Frameworks linking national schemes
We mentioned above the need to tie national schemes together. Frameworks such as 'Contraction and Convergence' (see below) have been proposed for this.
There are technical issues to address when linking carbon markets (making trading between the markets possible), but we're talking abut something different here. Each national market would only work because of a cap (or fee or tax) applied to carbon; and the question is how to set these caps fairly, while making sure that they add up to solving the problem (delivering a global solution which would meet the 2 degrees target say)?
Contraction & Convergence
'Contraction & Convergence' is proposed by Aubrey Meyer and the Global Commons Institute (see Links). This is a way of apportioning entitlements (the caps) to carbon emissions between countries. As our carbon emissions contract, countries converge to equal per capita shares of entitlements over the whole world.
C&S resonates with Contraction & Convergence. Under C&S in a single country, your cashback payment represents your equal share of the nation's carbon footprint. Under Contraction & Convergence it would also come to be your equal share of the world's carbon footprint.
Global Development Rights (GDRs) (see Links) are an elaboration of Contraction & Convergence. The GDR system takes into account several factors in a more complicated way, explicitly looking at development needs, and income distribution within countries. These benefits come at the cost of making for a more complicated system, whereas simple frameworks like C&C are perhaps more powerful in focussing minds on getting agreement.
Finally, back to more general questions, relevant to national or global schemes. If auctioning the permits raises money, why should it be simply given to the population? Aren't there better uses for it?
The original Feasta proposal for Cap & Share included an Adaptation Fund, which siphons off some of the money for collective projects. Cap & Prsopser (see above) also has an Adaptation Fund. There's a good argument for this: many of the things an Adaptation Fund might do (building sea walls or whatever) are not the sort of things individuals can do.
On the other hand, rebating most of the money to individuals (it is they who are paying the higher prices after all, which is where the money comes from) would give the scheme more electoral popularity, which might help to get it agreed in the first place.
This is a global scheme proposed by Oliver Tickell in the book 'Kyoto 2' (see Links). It is similar to C&S: it is an upstream system where fossil fuel suppliers are required to have permits to introduce fossil fuels into the (world) economy. But under Kyoto 2, the money from acuctioning these permits would be used to fund mitigation and adaptation projects. That is, it has an Adaptation Fund (see the previous section) which takes 100% of the money, leaving none over for direct distribution to the people.

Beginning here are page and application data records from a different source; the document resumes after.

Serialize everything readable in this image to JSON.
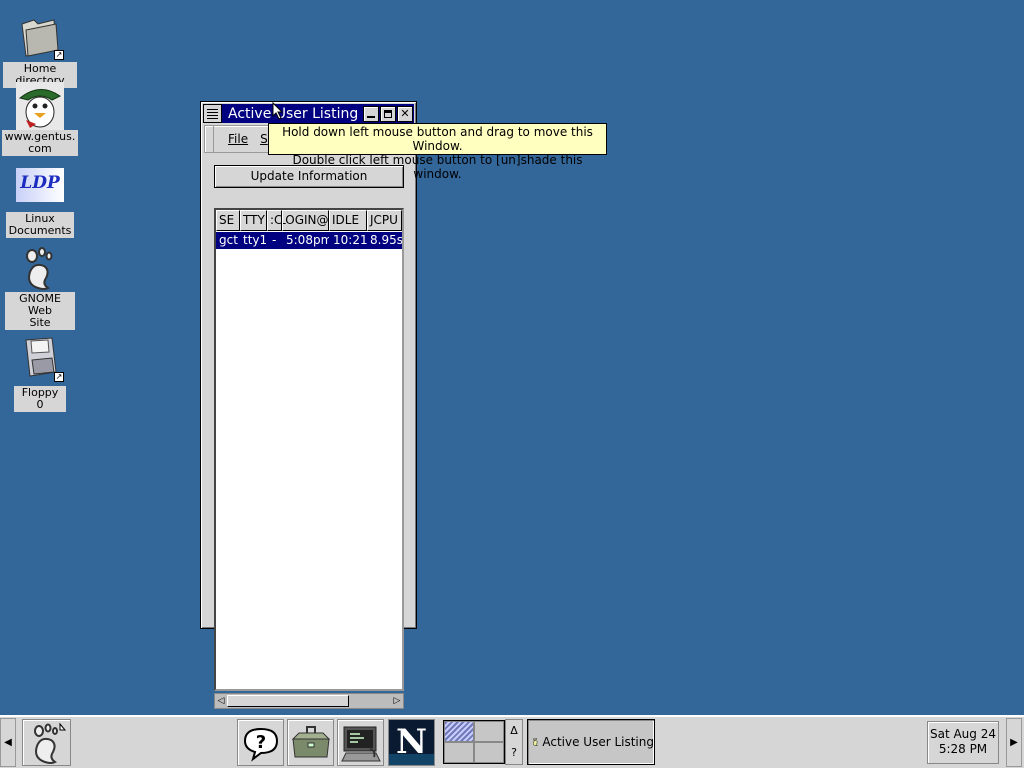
{
  "desktop": {
    "background": "#336699",
    "icons": [
      {
        "label": "Home directory",
        "icon": "folder-icon"
      },
      {
        "label": "www.gentus.\ncom",
        "icon": "gentus-logo-icon"
      },
      {
        "label": "Linux\nDocuments",
        "icon": "ldp-logo-icon",
        "logo_text": "LDP"
      },
      {
        "label": "GNOME Web\nSite",
        "icon": "gnome-foot-icon"
      },
      {
        "label": "Floppy 0",
        "icon": "floppy-icon"
      }
    ]
  },
  "window": {
    "title": "Active User Listing",
    "menu": {
      "file": "File",
      "second_initial": "S"
    },
    "update_button": "Update Information",
    "columns": [
      "SE",
      "TTY",
      ":C",
      "LOGIN@",
      "IDLE",
      "JCPU"
    ],
    "rows": [
      {
        "user": "gct",
        "tty": "tty1",
        "from": "-",
        "login": "5:08pm",
        "idle": "10:21",
        "jcpu": "8.95s"
      }
    ]
  },
  "tooltip": {
    "line1": "Hold down left mouse button and drag to move this Window.",
    "line2": "Double click left mouse button to [un]shade this window."
  },
  "panel": {
    "launchers": [
      "help-icon",
      "toolbox-icon",
      "terminal-icon",
      "netscape-icon"
    ],
    "netscape_letter": "N",
    "pager_side": {
      "up": "Δ",
      "help": "?"
    },
    "task": "Active User Listing",
    "clock": {
      "date": "Sat Aug 24",
      "time": "5:28 PM"
    }
  }
}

The pros and cons of this are exactly the same as for the Adaptation Fund in the previous section, except even more so.
It should be stressed again that these approaches are all really variants on the same idea, capping carbon, and that the important thing is to start capping carbon SERIOUSLY, and to get going SOON - the choice of which method we use is less important, as long as it does the job.